I hope everyone else had a brilliant weekend running, be it for a race, for fun, or for training. Remember you got out there and did it and that is the hardest thing!

Sunday, March 19, 2017

Escape to Trail: Run Review

Some Sights from the Trail
I signed up for this run (Escape to Trail Series) I believe last year when I was training for Honolulu and was putting more mileage in. It sounded ideal though, a low cost (£12.50) race close to London on a trail, accessible by trains (even Oyster Card!), and a good distance between a half and a full. The organizer (Dean) was very quick to answer all of my questions. Are there water stations? No. Is there a bag drop? No. It was a charity run -- so not only does it feed my running soul, it feeds my feel-good karma soul.
I arrived at Enfield Chase with about 20 minutes to spare, and although there was some initial confusion, all the runners basically grouped together and located the greasy spoon where we were setting off from. One loo, much queue. Good thing I didn't need to go too badly.

Race Itself: This was epic. I am so glad I know about this route now. It will make some awesome training runs later. We ran 17 miles of the New River Path (28 miles total). Think Regents canal but not nearly as crowded and more animals.  With start/finish points in Islington and Hertford, it has awesome transport links. Although the sign posting at times was a bit off (I was glad I was close to other runners) and some fallen trees blocking paths, the route was generally easy to follow. Did I stop to check my route at times? Once right near the end.  Again for the entry cost I am not going to fault the organizers for it. They did provide a Strava Route for us to follow if need be. The end was clearly posted and thats what matters. There was even a goody bag (Bounce energy ball, Coconut Water, and an Up & Go breakfast drink), which I was happy with given the cost of entry. I have paid more and received worse goody bags.

Everyone was friendly. Course was brilliant. Finish line was obvious which is really what you need.

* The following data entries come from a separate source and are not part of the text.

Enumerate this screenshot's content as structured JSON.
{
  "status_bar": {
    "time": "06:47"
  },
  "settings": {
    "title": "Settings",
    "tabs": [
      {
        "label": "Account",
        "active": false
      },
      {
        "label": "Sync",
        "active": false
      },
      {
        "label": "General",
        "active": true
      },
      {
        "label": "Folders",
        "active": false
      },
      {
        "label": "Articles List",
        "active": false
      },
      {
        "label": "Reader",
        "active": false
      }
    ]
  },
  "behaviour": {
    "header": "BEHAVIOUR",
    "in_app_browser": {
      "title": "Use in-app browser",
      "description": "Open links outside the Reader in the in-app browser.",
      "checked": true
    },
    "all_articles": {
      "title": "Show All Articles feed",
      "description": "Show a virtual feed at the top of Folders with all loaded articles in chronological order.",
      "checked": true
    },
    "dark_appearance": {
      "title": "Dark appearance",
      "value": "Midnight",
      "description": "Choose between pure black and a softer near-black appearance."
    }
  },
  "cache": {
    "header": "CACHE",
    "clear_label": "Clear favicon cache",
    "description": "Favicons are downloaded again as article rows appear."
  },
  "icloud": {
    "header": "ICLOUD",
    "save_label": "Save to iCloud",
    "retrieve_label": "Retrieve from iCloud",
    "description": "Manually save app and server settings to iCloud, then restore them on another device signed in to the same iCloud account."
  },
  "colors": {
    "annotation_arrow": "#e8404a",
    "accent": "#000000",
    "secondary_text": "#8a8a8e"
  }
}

Finish: The pub where we finished had awesome staff and delicious food. A friend who lives nearby met me there and we had a delicious chicken burger and chips. THEY DO A DUCK RACE ON THE EASTER WEEKEND. How adorable is that? Very.  Close to Hertford East train station which has trains into Liverpool Street and accepts Oyster. Hertford North is a bit farther and does not take Oyster, but drop you off at Moorgate. So again, many options.

When In Doubt... Slow Down... 
Personal: I knew physically I was not ready for this run. When talking to my friend who was trying to gauge when to meet me at the pub, I gave her an estimate which equated to a 10-11 minute mile pacing. I had not done anything longer than 10 miles this year, so I figured I should be on the more cautious side. I finished just outside my range with an average pace of 11:01 min/miles. It was very tough mentally and with about a 10k left I just switched off my pacing alerts on my Garmin. I was finding them annoying and de-motivating. I figured it is best to let me body get into whatever pace it felt would be good given the situation.

I think the aspect which disappointed the most was just how drained and sore I felt after. I am trying to chalk it up to lack of time on my feet lately in terms of long runs, but its it hard when thinking back to last year when doing back to back 16 mile days was not an issue. It's learning to tune out those niggles of doubt and remind yourself that with training those days will come back.